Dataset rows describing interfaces
□ □ □ □ □ □ □
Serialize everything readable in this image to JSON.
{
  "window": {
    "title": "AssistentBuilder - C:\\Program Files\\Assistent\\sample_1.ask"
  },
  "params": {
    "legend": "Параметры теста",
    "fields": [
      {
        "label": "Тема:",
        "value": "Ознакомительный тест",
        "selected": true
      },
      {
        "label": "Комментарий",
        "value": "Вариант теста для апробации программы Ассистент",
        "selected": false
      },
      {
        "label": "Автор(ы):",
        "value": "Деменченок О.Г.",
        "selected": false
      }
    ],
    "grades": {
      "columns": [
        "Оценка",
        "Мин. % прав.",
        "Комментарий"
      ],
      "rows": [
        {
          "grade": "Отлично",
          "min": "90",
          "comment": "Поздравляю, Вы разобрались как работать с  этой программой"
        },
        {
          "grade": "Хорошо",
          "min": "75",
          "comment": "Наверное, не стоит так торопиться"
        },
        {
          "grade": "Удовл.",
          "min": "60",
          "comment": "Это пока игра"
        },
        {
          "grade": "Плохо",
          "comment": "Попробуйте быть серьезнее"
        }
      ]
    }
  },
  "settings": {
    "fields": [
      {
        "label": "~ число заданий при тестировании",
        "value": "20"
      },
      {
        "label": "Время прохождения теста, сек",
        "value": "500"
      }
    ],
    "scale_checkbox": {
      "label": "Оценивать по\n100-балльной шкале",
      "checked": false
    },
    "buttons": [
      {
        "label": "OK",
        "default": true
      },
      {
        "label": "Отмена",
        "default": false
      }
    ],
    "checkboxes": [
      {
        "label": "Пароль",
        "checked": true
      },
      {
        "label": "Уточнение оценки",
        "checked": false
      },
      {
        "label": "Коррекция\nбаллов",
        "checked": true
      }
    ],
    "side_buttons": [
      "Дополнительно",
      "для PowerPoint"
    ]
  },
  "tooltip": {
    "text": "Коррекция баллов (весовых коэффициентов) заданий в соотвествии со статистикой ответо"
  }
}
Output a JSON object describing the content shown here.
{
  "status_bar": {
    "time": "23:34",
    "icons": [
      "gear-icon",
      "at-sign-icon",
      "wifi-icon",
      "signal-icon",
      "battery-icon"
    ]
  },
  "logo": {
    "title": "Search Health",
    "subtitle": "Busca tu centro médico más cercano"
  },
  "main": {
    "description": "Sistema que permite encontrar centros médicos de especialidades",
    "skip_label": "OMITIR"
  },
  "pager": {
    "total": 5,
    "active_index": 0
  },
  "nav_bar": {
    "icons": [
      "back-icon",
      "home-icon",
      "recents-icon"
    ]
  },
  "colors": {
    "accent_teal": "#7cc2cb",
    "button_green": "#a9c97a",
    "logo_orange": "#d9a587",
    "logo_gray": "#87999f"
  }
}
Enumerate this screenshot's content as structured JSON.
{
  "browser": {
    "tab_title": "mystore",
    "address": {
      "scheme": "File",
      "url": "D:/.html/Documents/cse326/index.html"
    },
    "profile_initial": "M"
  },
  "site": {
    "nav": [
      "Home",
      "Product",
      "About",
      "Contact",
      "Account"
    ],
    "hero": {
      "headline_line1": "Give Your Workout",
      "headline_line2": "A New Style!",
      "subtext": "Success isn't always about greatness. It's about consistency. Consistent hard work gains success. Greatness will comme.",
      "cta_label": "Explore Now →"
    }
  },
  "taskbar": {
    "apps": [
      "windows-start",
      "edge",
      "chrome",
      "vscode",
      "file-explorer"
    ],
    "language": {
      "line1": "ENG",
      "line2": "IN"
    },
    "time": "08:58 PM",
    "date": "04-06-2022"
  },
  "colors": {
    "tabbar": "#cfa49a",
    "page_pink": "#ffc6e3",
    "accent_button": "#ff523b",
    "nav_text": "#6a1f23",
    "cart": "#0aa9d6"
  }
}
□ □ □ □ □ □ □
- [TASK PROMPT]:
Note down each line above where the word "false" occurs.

- [REPLY]:
        "selected": false
        "selected": false
      "checked": false
        "default": false
        "checked": false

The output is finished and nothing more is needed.